Centrist candidate Emmanuel Macron has decisively won the French presidential election, defeating far-right candidate Marine Le Pen.
Mr Macron won by 66.06% to 33.94% to become, at 39, the country’s youngest president.
Mr Macron will also become the first president from outside the two traditional main parties since the modern republic’s foundation in 1958.
He said that a new page was being turned in French history.
“I want it to be a page of hope and renewed trust,” he said. Macron’s supporters gathered in their thousands to celebrate outside the Louvre museum in central Paris and their new president later joined them.
In his speech to the crowd, he said: “Tonight you won, France won. Everyone told us it was impossible, but they don’t know France.”
But he repeated a number of times that the task facing him and the country was enormous.
He said: “We have the strength, the energy and the will – and we will not give in to fear.”His mention of Ms Le Pen drew loud boos, and he said he would do all he could to ensure in future there would be no reason to vote for extremism.
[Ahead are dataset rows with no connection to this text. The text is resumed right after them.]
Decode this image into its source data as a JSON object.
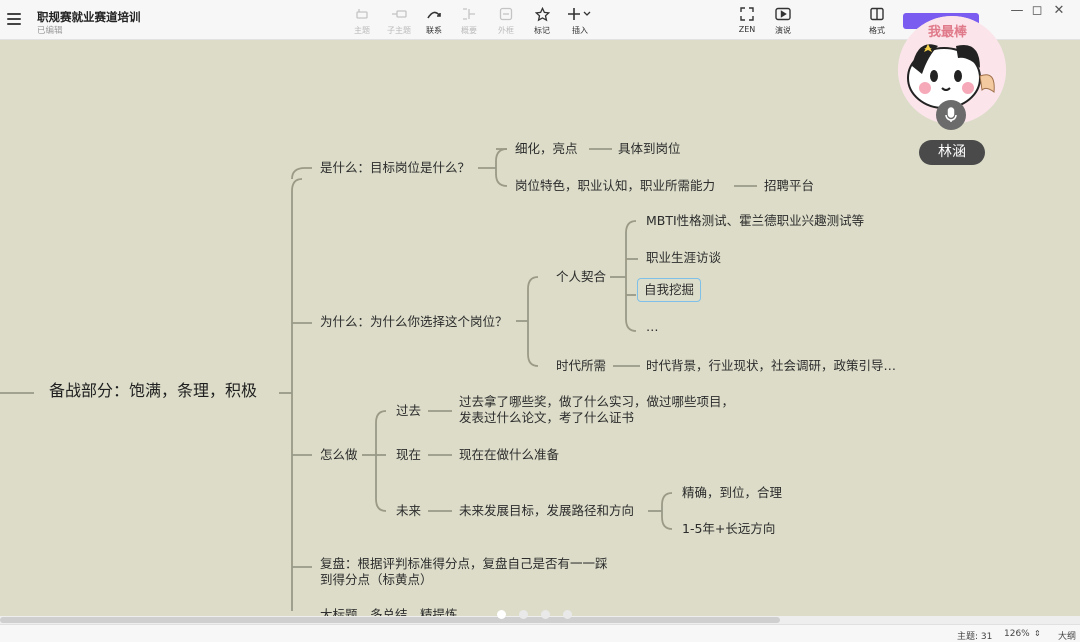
{
  "app": {
    "title": "职规赛就业赛道培训",
    "status": "已编辑"
  },
  "toolbar": {
    "tools": [
      {
        "label": "主题",
        "icon": "topic-icon"
      },
      {
        "label": "子主题",
        "icon": "subtopic-icon"
      },
      {
        "label": "联系",
        "icon": "relationship-icon"
      },
      {
        "label": "概要",
        "icon": "summary-icon"
      },
      {
        "label": "外框",
        "icon": "boundary-icon"
      },
      {
        "label": "标记",
        "icon": "star-icon"
      },
      {
        "label": "插入",
        "icon": "plus-icon"
      },
      {
        "label": "ZEN",
        "icon": "fullscreen-icon"
      },
      {
        "label": "演说",
        "icon": "play-icon"
      },
      {
        "label": "格式",
        "icon": "format-panel-icon"
      }
    ]
  },
  "mindmap": {
    "root": "备战部分：饱满，条理，积极",
    "what": {
      "label": "是什么：目标岗位是什么？",
      "c1": "细化，亮点",
      "c1a": "具体到岗位",
      "c2": "岗位特色，职业认知，职业所需能力",
      "c2a": "招聘平台"
    },
    "why": {
      "label": "为什么：为什么你选择这个岗位？",
      "personal": "个人契合",
      "p1": "MBTI性格测试、霍兰德职业兴趣测试等",
      "p2": "职业生涯访谈",
      "p3": "自我挖掘",
      "p4": "…",
      "era": "时代所需",
      "era1": "时代背景，行业现状，社会调研，政策引导…"
    },
    "how": {
      "label": "怎么做",
      "past": "过去",
      "past1": "过去拿了哪些奖，做了什么实习，做过哪些项目，发表过什么论文，考了什么证书",
      "now": "现在",
      "now1": "现在在做什么准备",
      "future": "未来",
      "future1": "未来发展目标，发展路径和方向",
      "f1": "精确，到位，合理",
      "f2": "1-5年+长远方向"
    },
    "review": "复盘：根据评判标准得分点，复盘自己是否有一一踩到得分点（标黄点）",
    "cut": "大标题，多总结，精提炼"
  },
  "overlay": {
    "name": "林涵",
    "badge_text": "我最棒"
  },
  "statusbar": {
    "topics_label": "主题: 31",
    "zoom": "126%",
    "outline": "大纲"
  }
}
Security remains tight in the capital and there were reports of police firing tear gas at several hundred anti-capitalist protesters near the Ménilmontant metro in the 20th arrondissement.
What has Ms Le Pen said?
In her speech, she thanked the estimated 11 million people who had voted for her. She said the election had shown a division between “patriots and globalists” and called for the emergence of a new political force.
Ms Le Pen said her National Front party needed to renew itself and that she would start the “deep transformation of our movement”, vowing to lead it into upcoming parliamentary elections.
She also said she had wished Mr Macron success in tackling the “huge challenges” facing him.